> _WHAT THE EXERCISE ASKS_: Read the data below. Every line holding the string "value" must be copied.
*** DATA SHOWN ***
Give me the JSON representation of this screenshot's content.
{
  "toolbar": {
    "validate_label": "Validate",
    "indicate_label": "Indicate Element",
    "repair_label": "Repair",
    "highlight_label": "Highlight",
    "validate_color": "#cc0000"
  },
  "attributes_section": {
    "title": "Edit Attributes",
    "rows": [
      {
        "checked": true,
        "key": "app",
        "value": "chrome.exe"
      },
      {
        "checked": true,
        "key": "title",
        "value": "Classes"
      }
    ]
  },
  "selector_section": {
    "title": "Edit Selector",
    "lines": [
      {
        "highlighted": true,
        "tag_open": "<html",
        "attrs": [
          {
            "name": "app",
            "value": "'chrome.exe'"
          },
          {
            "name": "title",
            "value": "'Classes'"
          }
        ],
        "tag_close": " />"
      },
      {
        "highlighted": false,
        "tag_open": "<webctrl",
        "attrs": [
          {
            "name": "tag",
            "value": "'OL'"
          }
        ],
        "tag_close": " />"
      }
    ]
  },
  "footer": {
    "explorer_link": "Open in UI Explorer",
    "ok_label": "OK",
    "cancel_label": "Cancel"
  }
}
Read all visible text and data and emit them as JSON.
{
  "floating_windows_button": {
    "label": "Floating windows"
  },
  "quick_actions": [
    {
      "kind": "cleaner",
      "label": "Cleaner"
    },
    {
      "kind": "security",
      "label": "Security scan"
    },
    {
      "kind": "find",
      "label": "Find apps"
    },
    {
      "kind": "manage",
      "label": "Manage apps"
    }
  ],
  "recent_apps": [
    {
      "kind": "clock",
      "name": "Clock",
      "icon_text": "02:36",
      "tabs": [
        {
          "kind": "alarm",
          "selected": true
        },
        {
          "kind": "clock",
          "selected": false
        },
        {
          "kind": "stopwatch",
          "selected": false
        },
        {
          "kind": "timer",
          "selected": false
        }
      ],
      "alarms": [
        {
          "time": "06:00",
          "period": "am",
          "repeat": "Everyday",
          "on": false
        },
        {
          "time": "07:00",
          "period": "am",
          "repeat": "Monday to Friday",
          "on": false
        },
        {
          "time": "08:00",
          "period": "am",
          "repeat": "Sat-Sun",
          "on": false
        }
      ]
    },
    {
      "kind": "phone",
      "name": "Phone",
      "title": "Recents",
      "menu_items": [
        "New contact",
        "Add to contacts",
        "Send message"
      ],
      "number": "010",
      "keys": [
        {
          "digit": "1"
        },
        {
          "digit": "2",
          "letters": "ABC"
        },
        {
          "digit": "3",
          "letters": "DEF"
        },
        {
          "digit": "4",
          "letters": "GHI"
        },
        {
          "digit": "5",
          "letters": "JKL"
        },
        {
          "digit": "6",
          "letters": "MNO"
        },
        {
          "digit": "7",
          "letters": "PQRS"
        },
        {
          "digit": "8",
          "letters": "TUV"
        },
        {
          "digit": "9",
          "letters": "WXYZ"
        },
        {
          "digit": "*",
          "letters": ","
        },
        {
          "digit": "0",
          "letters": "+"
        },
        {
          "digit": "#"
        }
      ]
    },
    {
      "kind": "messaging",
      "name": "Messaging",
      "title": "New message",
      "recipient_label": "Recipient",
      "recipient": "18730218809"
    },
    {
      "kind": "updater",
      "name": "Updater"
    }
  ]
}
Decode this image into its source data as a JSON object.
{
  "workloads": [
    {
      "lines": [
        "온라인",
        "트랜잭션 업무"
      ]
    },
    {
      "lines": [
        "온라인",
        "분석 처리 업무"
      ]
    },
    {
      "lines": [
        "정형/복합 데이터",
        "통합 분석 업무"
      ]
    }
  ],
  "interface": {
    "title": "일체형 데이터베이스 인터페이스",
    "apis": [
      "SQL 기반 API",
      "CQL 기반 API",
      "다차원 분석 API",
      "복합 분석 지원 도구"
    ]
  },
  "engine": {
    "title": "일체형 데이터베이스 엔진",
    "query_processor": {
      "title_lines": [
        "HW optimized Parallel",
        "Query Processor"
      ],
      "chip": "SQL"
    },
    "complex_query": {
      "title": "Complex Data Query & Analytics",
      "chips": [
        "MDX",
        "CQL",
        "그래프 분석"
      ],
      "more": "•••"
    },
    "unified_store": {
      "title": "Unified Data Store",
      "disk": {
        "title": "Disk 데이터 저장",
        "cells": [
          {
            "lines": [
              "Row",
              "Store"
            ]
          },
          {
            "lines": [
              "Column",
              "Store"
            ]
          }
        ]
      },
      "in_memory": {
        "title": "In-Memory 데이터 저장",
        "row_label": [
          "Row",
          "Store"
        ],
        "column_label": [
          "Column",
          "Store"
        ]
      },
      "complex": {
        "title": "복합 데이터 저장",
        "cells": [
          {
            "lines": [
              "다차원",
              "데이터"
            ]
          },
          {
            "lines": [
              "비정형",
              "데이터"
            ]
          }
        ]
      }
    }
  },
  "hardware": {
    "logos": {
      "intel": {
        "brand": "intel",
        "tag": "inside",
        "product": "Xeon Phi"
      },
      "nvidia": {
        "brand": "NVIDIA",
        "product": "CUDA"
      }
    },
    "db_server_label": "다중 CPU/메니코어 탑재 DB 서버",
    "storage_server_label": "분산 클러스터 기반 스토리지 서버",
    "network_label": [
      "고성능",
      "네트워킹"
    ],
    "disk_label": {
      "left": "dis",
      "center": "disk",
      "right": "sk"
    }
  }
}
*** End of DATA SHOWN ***
> _EXERCISE SOLUTION_:
        "value": "chrome.exe"
        "value": "Classes"
            "value": "'chrome.exe'"
            "value": "'Classes'"
            "value": "'OL'"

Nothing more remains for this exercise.